Those who listen to my radio show or watch me on Fox News, are aware by now that I know more about basket-weaving than basketball; I’m just not a sports guy.
But this week there was a story that, to me, transcends the sports world. The Brigham Young University basketball team, which had risen to the number 3 ranking in the nation, dismissed Brandon Davies, their 6’9 forward from the team for an “Honor Code” violation. I’m told he was their leading rebounder and third leading scorer on the team.
Apparently, not everyone was impressed with the move. NBA star, Amare Stoudamire of the New York Knicks, Tweeted, "Don't ever go to BYU," on his verified Twitter account. "They kick a Young Educated (Black) Brother OUT OF SCHOOL. The kid had premarital sex. Not suspended, Not Release. Wow!"
A second post read, "P.S. With his girlfriend. Come on BYU don't kick the kid out of school. Let's be honest he is in college. Let the kid live a little. #AntiBYU."
Well Amare, some say that kids CAN “live a little” without having premarital sex. Hard to believe, I know. There’s also the issue of every student at BYU signing the “Honor Code” when they enroll. They don’t HAVE to, they could actually attend school somewhere else, but choosing BYU, means you choose the Honor Code.
What IS the Honor Code? In a nutshell, all BYU students agree to "live a chaste and virtuous life." Students are also required to be honest; abstain from alcoholic beverages, tobacco, tea, coffee and substance abuse; and attend church regularly.
Since Stoudamire also threw race into the equation, let me just add that just last April, BYU dismissed from their football team, due to an Honor Code violation, their ALL TIME leading rusher, Harvey Unga, who is not a “brother.”
Was there ever a time in America, when an NBA player might have written, “I highly recommend that talented young athletes go to BYU. They have just dismissed one of their star players for violating their standards. The Cougars were a sure thing for a number one seed in the upcoming NCAA tournament, but compared to sticking to their principles, that just didn’t matter to them.
Neither, apparently, did the huge potential revenue from going deep in the tournament this year, and possibly even a trip to the Final Four. Refreshing to see there are still some things more important than winning basketball games and making money. Wow!” Could we have seen that response ten years ago? Twenty? Fifty? Probably not, there was no Twitter then. But you get the point.
Others have asked, “hey, I understand that BYU has rules, but what about forgiveness? Wouldn’t the REAL Christian thing be to forgive Brandon Davies?”
I’m sure they HAVE forgiven him. Davies has already apologized to the team for letting them down. His teammates seem to have forgiven him, I’m sure the school administration has, as well.
But forgiving him doesn’t mean there are no consequences.

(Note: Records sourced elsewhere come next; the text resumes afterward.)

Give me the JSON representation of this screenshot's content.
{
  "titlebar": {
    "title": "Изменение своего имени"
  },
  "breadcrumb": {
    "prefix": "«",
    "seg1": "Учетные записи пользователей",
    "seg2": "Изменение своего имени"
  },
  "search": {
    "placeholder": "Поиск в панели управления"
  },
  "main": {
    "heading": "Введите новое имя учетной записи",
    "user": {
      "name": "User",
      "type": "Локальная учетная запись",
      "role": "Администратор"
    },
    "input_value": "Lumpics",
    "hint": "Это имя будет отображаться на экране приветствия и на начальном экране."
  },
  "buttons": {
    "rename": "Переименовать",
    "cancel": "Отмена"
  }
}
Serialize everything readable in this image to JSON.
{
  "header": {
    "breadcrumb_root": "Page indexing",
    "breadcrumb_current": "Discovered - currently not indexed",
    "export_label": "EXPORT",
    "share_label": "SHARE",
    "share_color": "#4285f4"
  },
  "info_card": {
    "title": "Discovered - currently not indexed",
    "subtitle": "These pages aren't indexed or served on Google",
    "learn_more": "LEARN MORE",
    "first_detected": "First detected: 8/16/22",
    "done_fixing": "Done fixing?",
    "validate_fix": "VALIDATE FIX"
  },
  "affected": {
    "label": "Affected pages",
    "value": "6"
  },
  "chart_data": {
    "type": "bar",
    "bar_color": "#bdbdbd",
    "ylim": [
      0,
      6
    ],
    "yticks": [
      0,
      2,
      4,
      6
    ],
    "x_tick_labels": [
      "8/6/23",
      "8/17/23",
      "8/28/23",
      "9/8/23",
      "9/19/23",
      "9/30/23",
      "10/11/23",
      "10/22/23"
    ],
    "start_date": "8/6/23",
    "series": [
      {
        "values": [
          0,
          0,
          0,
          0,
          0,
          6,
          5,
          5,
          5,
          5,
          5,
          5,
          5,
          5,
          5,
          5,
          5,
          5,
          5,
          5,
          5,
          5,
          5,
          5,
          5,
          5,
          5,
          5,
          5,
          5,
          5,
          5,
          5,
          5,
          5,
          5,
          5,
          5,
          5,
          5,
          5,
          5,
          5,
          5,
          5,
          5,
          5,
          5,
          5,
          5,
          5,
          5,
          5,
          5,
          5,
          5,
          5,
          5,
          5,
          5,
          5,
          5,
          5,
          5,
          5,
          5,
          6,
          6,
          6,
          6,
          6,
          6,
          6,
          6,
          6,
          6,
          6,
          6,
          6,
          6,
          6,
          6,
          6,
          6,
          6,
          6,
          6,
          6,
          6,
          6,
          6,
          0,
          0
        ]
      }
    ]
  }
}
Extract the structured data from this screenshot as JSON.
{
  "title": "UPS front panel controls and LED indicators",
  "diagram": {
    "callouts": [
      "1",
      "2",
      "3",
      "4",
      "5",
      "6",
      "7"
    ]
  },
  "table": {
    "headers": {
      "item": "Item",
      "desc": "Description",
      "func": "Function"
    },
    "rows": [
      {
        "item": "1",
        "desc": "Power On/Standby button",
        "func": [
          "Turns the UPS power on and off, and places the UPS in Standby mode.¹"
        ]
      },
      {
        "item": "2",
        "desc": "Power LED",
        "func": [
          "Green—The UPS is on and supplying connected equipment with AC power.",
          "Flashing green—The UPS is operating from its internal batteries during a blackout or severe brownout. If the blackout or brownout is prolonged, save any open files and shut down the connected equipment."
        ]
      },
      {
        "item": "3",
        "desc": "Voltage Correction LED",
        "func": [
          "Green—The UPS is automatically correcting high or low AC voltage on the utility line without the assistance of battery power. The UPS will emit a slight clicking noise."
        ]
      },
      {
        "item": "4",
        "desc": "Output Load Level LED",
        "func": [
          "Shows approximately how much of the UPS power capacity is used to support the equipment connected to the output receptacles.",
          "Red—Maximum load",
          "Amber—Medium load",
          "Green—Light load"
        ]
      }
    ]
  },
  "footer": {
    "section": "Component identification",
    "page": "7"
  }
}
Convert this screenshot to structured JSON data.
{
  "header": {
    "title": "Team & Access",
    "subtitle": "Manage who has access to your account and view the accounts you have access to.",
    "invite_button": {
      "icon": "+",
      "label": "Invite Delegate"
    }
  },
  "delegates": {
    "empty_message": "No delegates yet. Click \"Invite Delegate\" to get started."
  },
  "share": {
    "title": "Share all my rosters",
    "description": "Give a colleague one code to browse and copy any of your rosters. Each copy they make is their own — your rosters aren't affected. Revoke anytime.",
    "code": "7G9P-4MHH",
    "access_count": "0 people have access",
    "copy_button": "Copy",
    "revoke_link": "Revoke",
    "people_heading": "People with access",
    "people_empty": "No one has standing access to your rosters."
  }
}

There HAVE to be consequences. Davies knew what those would be if he violated the honor code, and now he must accept personal responsibility for his actions. He’s only a sophomore, he could certainly be back next year.
As painful as this is for Davies, the rest of his Cougar teammates and their fans right now, BYU is doing something far more important than winning basketball games here, they are teaching important lessons, holding firm to their values, and preparing students for LIFE after school. Isn’t that what it’s all about?
By the way, the day Davies was dismissed from the team, the Cougars promptly went out, and lost at home for the first time all season, putting their post season hopes for a big run in the NCAA tournament in serious jeopardy.
But maybe they’ve done something else in the process. Maybe they’ve helped boost our hopes that there is still room in our society for integrity, values and personal responsibility?
Glenn Beck is the host of "Glenn Beck" which airs weekdays at 5 p.m. ET on Fox News Channel. Glenn Beck and Keith Ablow, M.D. have also written a new book together. To read an excerpt from "The 7: Seven Wonders That Will Change Your Life," click here.